◆ DATA LISTING ◆
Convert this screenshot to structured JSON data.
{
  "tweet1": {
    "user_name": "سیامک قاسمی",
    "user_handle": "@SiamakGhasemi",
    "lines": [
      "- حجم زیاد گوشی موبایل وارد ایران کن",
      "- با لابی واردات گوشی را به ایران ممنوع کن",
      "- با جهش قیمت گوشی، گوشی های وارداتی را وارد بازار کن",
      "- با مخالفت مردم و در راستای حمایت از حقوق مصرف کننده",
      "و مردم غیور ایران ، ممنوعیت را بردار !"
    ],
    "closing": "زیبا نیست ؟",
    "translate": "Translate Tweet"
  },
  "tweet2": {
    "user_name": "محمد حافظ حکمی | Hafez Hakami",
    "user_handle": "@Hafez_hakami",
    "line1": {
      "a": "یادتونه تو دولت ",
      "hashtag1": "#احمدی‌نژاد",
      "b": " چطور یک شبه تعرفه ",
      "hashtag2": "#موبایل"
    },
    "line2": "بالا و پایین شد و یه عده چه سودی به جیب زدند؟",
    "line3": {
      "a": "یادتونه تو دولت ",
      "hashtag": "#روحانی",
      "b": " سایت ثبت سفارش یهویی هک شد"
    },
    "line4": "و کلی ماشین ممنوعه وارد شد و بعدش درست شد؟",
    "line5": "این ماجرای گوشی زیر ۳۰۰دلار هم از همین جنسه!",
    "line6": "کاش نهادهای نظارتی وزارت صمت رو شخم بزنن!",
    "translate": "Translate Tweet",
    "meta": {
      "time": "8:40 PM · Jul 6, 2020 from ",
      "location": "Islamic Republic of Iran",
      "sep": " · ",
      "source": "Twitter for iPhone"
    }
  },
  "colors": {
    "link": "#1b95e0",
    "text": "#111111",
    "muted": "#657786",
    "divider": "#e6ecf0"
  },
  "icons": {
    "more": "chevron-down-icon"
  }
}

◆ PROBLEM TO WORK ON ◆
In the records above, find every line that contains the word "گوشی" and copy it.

◆ ANSWER TO THE EXERCISE ◆
      "- حجم زیاد گوشی موبایل وارد ایران کن",
      "- با لابی واردات گوشی را به ایران ممنوع کن",
      "- با جهش قیمت گوشی، گوشی های وارداتی را وارد بازار کن",
    "line5": "این ماجرای گوشی زیر ۳۰۰دلار هم از همین جنسه!",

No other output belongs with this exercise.